The global water crisis is upon us. 1 in 3 people do not have access to safe drinking water; nearly 1 million people die each year as a result. Even in places with adequate freshwater, pollution and poor infrastructure have left residents without basic water security. Luckily, there is a solution to this crisis where we least expect it. Icebergs—frozen mountains of freshwater—are more than a symbol of climate change. In his spellbinding Chasing Icebergs, Matthew Birkhold argues the glistening leviathans of the ocean may very well hold the key to saving the planet.

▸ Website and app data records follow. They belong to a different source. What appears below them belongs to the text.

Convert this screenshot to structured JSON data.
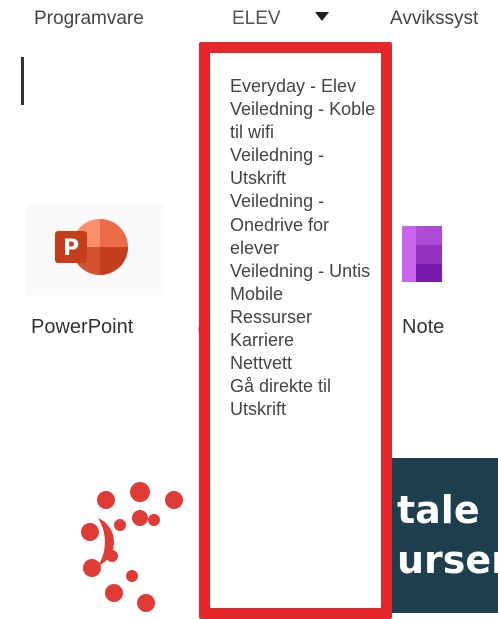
{
  "nav": {
    "programvare": "Programvare",
    "elev": "ELEV",
    "avvik": "Avvikssyst"
  },
  "apps": {
    "powerpoint": "PowerPoint",
    "onenote_partial": "Note",
    "hidden_stub": "("
  },
  "dropdown": {
    "items": [
      "Everyday - Elev",
      "Veiledning - Koble til wifi",
      "Veiledning - Utskrift",
      "Veiledning - Onedrive for elever",
      "Veiledning - Untis Mobile",
      "Ressurser",
      "Karriere",
      "Nettvett",
      "Gå direkte til Utskrift"
    ]
  },
  "banner": {
    "line1": "tale",
    "line2": "urser"
  },
  "colors": {
    "highlight": "#e5262b",
    "banner": "#1e3f4d",
    "powerpoint": "#c43e1c",
    "onenote": "#7719aa",
    "canvas": "#e13b36"
  }
}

Harvesting icebergs for drinking water is not a new idea. But for the first time in human history, doing so on a massive global scale is both increasingly feasible and necessary for our survival. Chasing Icebergs delivers a kaleidoscopic history of humans’ relationship with icebergs, and offers an urgent assessment of the technological, cultural, and legal obstacles we must overcome to harness this freshwater resource.

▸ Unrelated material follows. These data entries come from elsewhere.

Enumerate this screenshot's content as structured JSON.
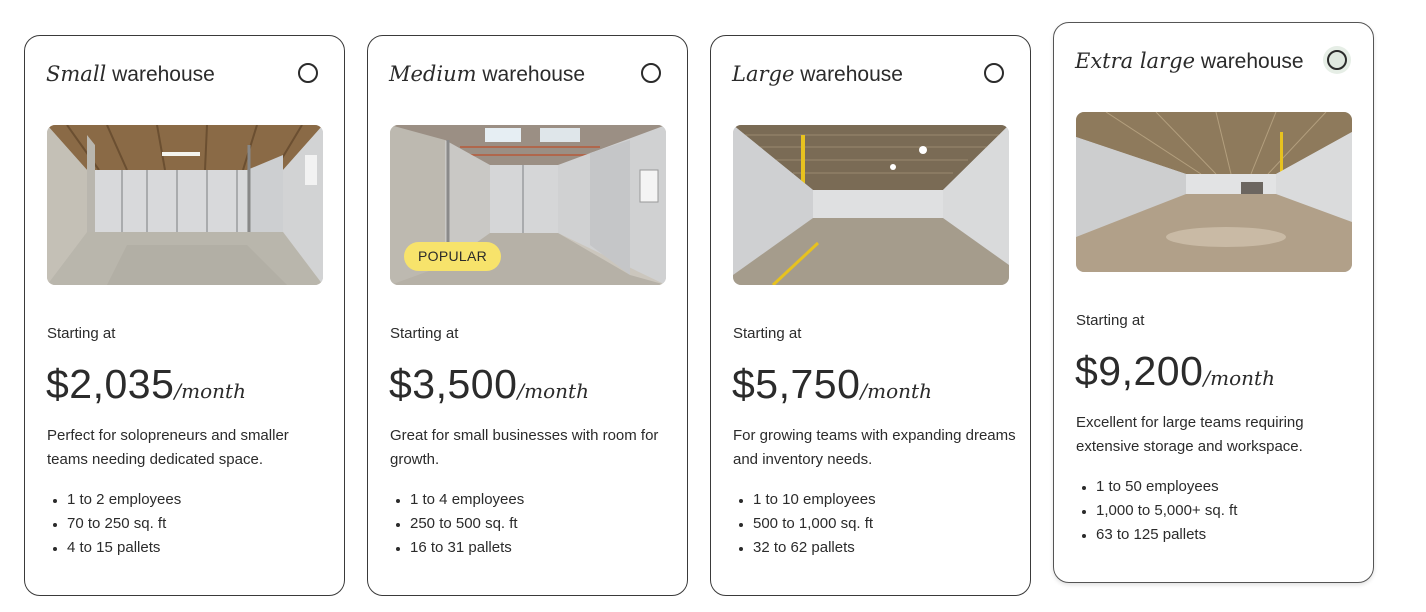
{
  "cards": [
    {
      "size": "Small",
      "suffix": "warehouse",
      "starting_label": "Starting at",
      "price": "$2,035",
      "per": "/month",
      "description": "Perfect for solopreneurs and smaller teams needing dedicated space.",
      "features": [
        "1 to 2 employees",
        "70 to 250 sq. ft",
        "4 to 15 pallets"
      ],
      "selected": false,
      "badge": ""
    },
    {
      "size": "Medium",
      "suffix": "warehouse",
      "starting_label": "Starting at",
      "price": "$3,500",
      "per": "/month",
      "description": "Great for small businesses with room for growth.",
      "features": [
        "1 to 4 employees",
        "250 to 500 sq. ft",
        "16 to 31 pallets"
      ],
      "selected": false,
      "badge": "POPULAR"
    },
    {
      "size": "Large",
      "suffix": "warehouse",
      "starting_label": "Starting at",
      "price": "$5,750",
      "per": "/month",
      "description": "For growing teams with expanding dreams and inventory needs.",
      "features": [
        "1 to 10 employees",
        "500 to 1,000 sq. ft",
        "32 to 62 pallets"
      ],
      "selected": false,
      "badge": ""
    },
    {
      "size": "Extra large",
      "suffix": "warehouse",
      "starting_label": "Starting at",
      "price": "$9,200",
      "per": "/month",
      "description": "Excellent for large teams requiring extensive storage and workspace.",
      "features": [
        "1 to 50 employees",
        "1,000 to 5,000+ sq. ft",
        "63 to 125 pallets"
      ],
      "selected": false,
      "badge": ""
    }
  ],
  "colors": {
    "text": "#2b2b2b",
    "border": "#3a3a3a",
    "badge_bg": "#f7e36b",
    "hover_radio_bg": "#dfe8df"
  }
}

Birkhold takes readers around the globe, introducing them to a colorful cast of characters with wildly different ideas about how (and if) humans should use icebergs. Sturdy bureaucrats committed to avoiding another Titanic square off against “iceberg cowboys” who wrangle the frozen beasts for profit. Entrepreneurs selling luxury iceberg water for an eye-popping price clash with fearless humanitarians trying to tow icebergs across the globe to eradicate water shortages.

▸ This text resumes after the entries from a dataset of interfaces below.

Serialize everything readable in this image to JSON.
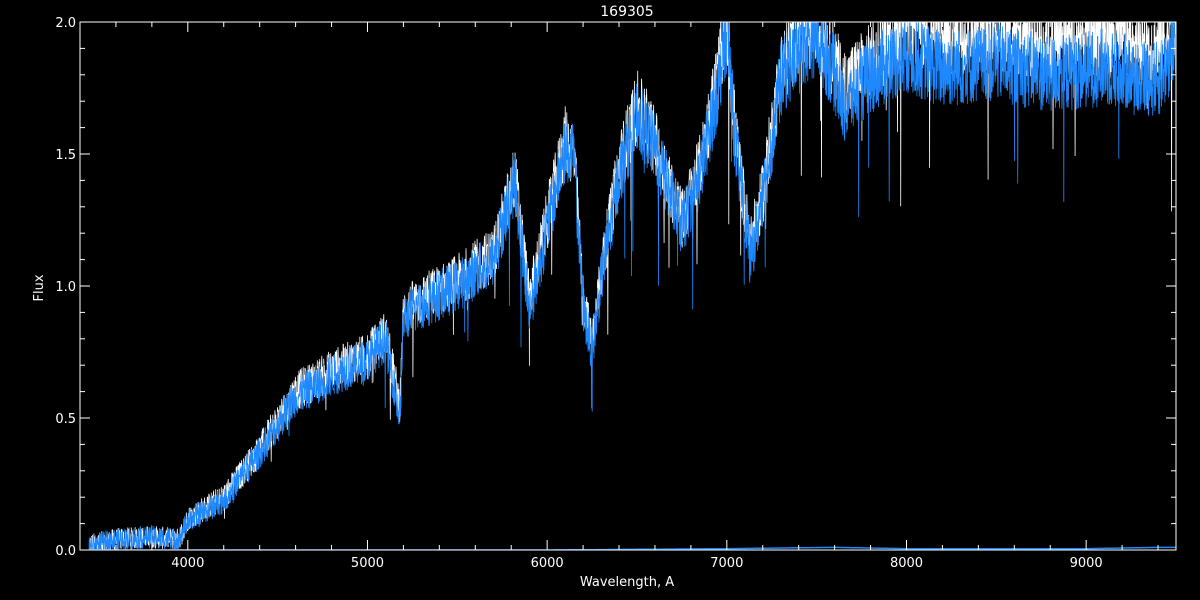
{
  "chart_data": {
    "type": "line",
    "title": "169305",
    "xlabel": "Wavelength, A",
    "ylabel": "Flux",
    "xlim": [
      3400,
      9500
    ],
    "ylim": [
      0.0,
      2.0
    ],
    "xticks": [
      "4000",
      "5000",
      "6000",
      "7000",
      "8000",
      "9000"
    ],
    "yticks": [
      "0.0",
      "0.5",
      "1.0",
      "1.5",
      "2.0"
    ],
    "grid": false,
    "colors": {
      "background": "#000000",
      "axes": "#ffffff",
      "observed": "#ffffff",
      "model": "#1e88ff",
      "residual": "#1e88ff"
    },
    "series": [
      {
        "x": [
          3450,
          3600,
          3800,
          3950,
          4000,
          4200,
          4400,
          4600,
          4800,
          5000,
          5100,
          5180,
          5200,
          5300,
          5500,
          5700,
          5820,
          5900,
          6000,
          6100,
          6150,
          6200,
          6250,
          6300,
          6400,
          6500,
          6600,
          6700,
          6750,
          6850,
          6950,
          7000,
          7050,
          7100,
          7130,
          7200,
          7300,
          7400,
          7500,
          7600,
          7650,
          7800,
          8000,
          8200,
          8500,
          8800,
          9100,
          9400,
          9500
        ],
        "values": [
          0.02,
          0.04,
          0.05,
          0.04,
          0.12,
          0.2,
          0.38,
          0.6,
          0.68,
          0.74,
          0.82,
          0.55,
          0.9,
          0.95,
          1.02,
          1.12,
          1.42,
          0.95,
          1.25,
          1.55,
          1.5,
          0.95,
          0.78,
          1.05,
          1.45,
          1.68,
          1.55,
          1.35,
          1.25,
          1.45,
          1.8,
          2.0,
          1.55,
          1.3,
          1.15,
          1.35,
          1.82,
          1.95,
          2.0,
          1.85,
          1.75,
          1.85,
          2.0,
          1.95,
          1.97,
          1.92,
          1.95,
          1.9,
          2.0
        ]
      },
      {
        "x": [
          3450,
          3600,
          3800,
          3950,
          4000,
          4200,
          4400,
          4600,
          4800,
          5000,
          5100,
          5180,
          5200,
          5300,
          5500,
          5700,
          5820,
          5900,
          6000,
          6100,
          6150,
          6200,
          6250,
          6300,
          6400,
          6500,
          6600,
          6700,
          6750,
          6850,
          6950,
          7000,
          7050,
          7100,
          7130,
          7200,
          7300,
          7400,
          7500,
          7600,
          7650,
          7800,
          8000,
          8200,
          8500,
          8800,
          9100,
          9400,
          9500
        ],
        "values": [
          0.02,
          0.04,
          0.05,
          0.04,
          0.11,
          0.19,
          0.37,
          0.58,
          0.66,
          0.72,
          0.8,
          0.5,
          0.88,
          0.93,
          1.0,
          1.1,
          1.4,
          0.9,
          1.22,
          1.52,
          1.48,
          0.92,
          0.75,
          1.02,
          1.42,
          1.65,
          1.52,
          1.32,
          1.22,
          1.42,
          1.75,
          1.97,
          1.52,
          1.28,
          1.1,
          1.32,
          1.78,
          1.9,
          1.95,
          1.8,
          1.68,
          1.8,
          1.88,
          1.82,
          1.85,
          1.8,
          1.83,
          1.78,
          1.9
        ]
      },
      {
        "x": [
          3450,
          4000,
          5000,
          6000,
          7000,
          7600,
          8000,
          9000,
          9400,
          9500
        ],
        "values": [
          0.0,
          0.0,
          0.0,
          0.0,
          0.005,
          0.01,
          0.005,
          0.005,
          0.01,
          0.01
        ]
      }
    ]
  }
}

Along the way, we meet some of the world’s most renowned scientists to determine how industrial-scale iceberg harvesting could affect the oceans and the poles. And we see firsthand the looming conflict between Indigenous peoples like the Greenlandic Inuit with claims to icebergs and the private corporations that stand to reap massive profits.
As Birkhold shepherds readers from Connecticut to South Africa, from Newfoundland to Norway, to Greenland and beyond, he unfurls a visionary argument for cooperation over conflict. It’s not too late for icebergs to save humanity. But we must act fast to form a coalition of scientists, visionaries, engineers, lawyers and diplomats to ensure that the “Cold Rush” doesn’t become a free-for-all.